One month into the new UK/EU TCA and we have received a high volume of enquiries based around failed or problematic exports and imports to and from the EU.
To help you avoid unnecessary and unexpected problems with your movement of goods we have come up with a short checklist:
CHECK YOUR INCOTERMS - a series of pre-defined commercial terms widely used in international commercial transactions. They are used to spell out exactly what delivery terms are being agreed, such as payment, transport and insurance but also, most importantly at the moment, who handles customs procedures, export and import declarations and who pays any duties and taxes. Ensure you and your customer understand the Incoterm and where the responsibility lies. Check whether either side can fulfil the customs responsibility involved.
ARRANGE FOR AN EXPORT DECLARATION - An export declaration is required for all exports leaving the UK. Many details are required in order to complete one including an UK EORI number. The export will then be assigned to the company who holds that EORI and all customs audit trails will need to be officially held - i.e. proof of export. Read more here.
- ARRANGE FOR AN IMPORT DECLARATION - An Import declaration is required for all imports into the UK. Liaise with your supplier to ensure you have all the correct information, including a form of proof of origin, in order to complete successfully. Read more here.
- CHECK YOUR COMMODITY CODES - Ensure you select the correct Commodity Code for your goods. You can then use the Commodity Code tariff tools to find out the correct tariffs, duties, quotas and other requirements for your goods.
- CHECK THE RULES OF ORIGIN - You need to find out if your goods meet the Product Specific Rules to qualify for zero duty.
- LIAISE WITH YOUR FORWARDER OR TRANSPORT PROVIDER - Make sure you are aware of the procedures involved and check your forwarder can fulfil the requirements they need to meet.

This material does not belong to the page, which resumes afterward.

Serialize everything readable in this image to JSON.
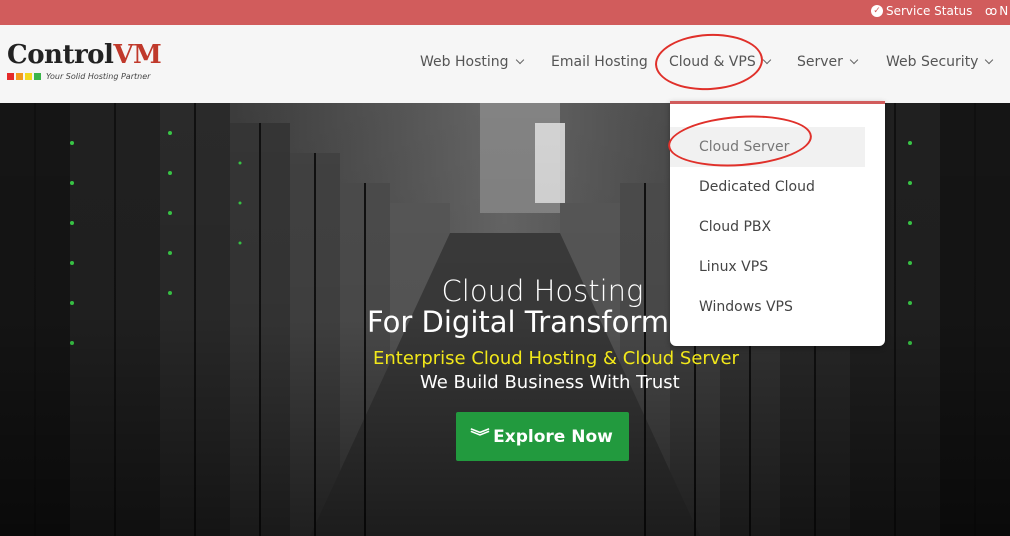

- LIAISE WITH YOUR CUSTOMERS IN THE EU - Your customers will need guidance on how to trade with the UK . Make sure they are aware of all the new rules and regulations in place.